catch FooException Ex
// Never going to happen
The apparent assumption is that since the method won't throw FooException and the only reason the
catch is there is to make the compiler happy, there's no reason for the
catch to do anything. Insidious, because if a
FooException does get thrown, for whatever reason, it will go undetected.
An alternative is for a method which calls methodThatsDeclaredAsThrowingFooExceptionButWont to declare itself as
throws FooException or
throws Exception, but that isn't really appropriate either. If a method which is not expected to throw a
FooException does, the system state is apt to be different from what it would be expected when a
FooException is thrown.
For example, suppose one attempts to load a document, but the document-load routine needs to read some non-document-specific translation tables which are supposed to be stored at a fixed location; if that attempt fails, having the
IOException percolate up to the caller would imply that there was a problem loading the document being loaded. If the load-document routine isn't prepared to sensibly handle the possibility that the load-translation-tables routine might fail, such failure shouldn't percolate up the same way as would an
IOException that occurred while actually loading the document.
The proper remedy would not be for
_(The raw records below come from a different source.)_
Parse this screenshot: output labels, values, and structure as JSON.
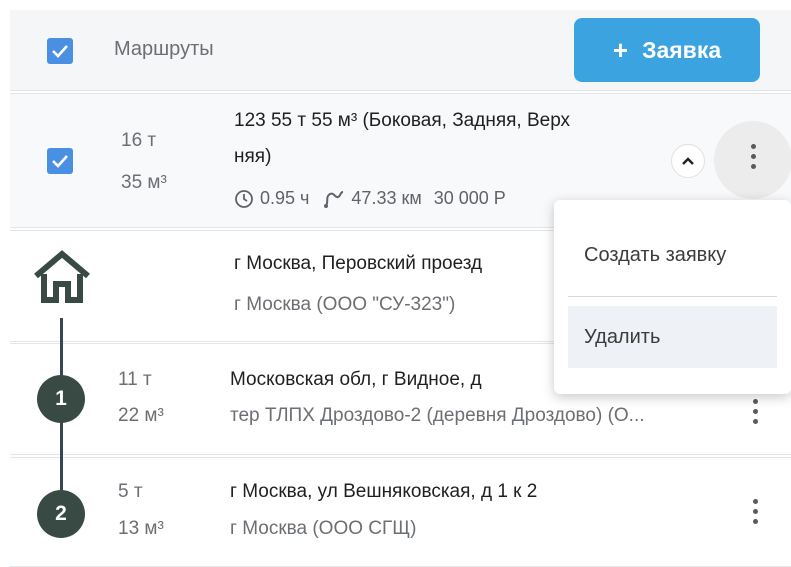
{
  "header": {
    "title": "Маршруты",
    "add_button_plus": "+",
    "add_button_label": "Заявка"
  },
  "route": {
    "weight": "16 т",
    "volume": "35 м³",
    "title_line1": "123 55 т 55 м³ (Боковая, Задняя, Верх",
    "title_line2": "няя)",
    "time": "0.95 ч",
    "distance": "47.33 км",
    "price": "30 000 Р"
  },
  "stops": [
    {
      "address": "г Москва, Перовский проезд",
      "company": "г Москва (ООО \"СУ-323\")"
    },
    {
      "number": "1",
      "weight": "11 т",
      "volume": "22 м³",
      "address": "Московская обл, г Видное, д",
      "company": "тер ТЛПХ Дроздово-2 (деревня Дроздово) (О..."
    },
    {
      "number": "2",
      "weight": "5 т",
      "volume": "13 м³",
      "address": "г Москва, ул Вешняковская, д 1 к 2",
      "company": "г Москва (ООО СГЩ)"
    }
  ],
  "menu": {
    "create": "Создать заявку",
    "delete": "Удалить"
  },
  "colors": {
    "accent": "#3aa3e0",
    "checkbox": "#4a90e2",
    "timeline": "#394a45"
  }
}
IOException to be an unchecked exception, but rather for there to be a declarative means by which code could indicate that one or more kinds of checked exceptions should not be allowed to percolate out of a certain block from methods called thereby, but should instead be wrapped in some other exception type (e.g. RuntimeException).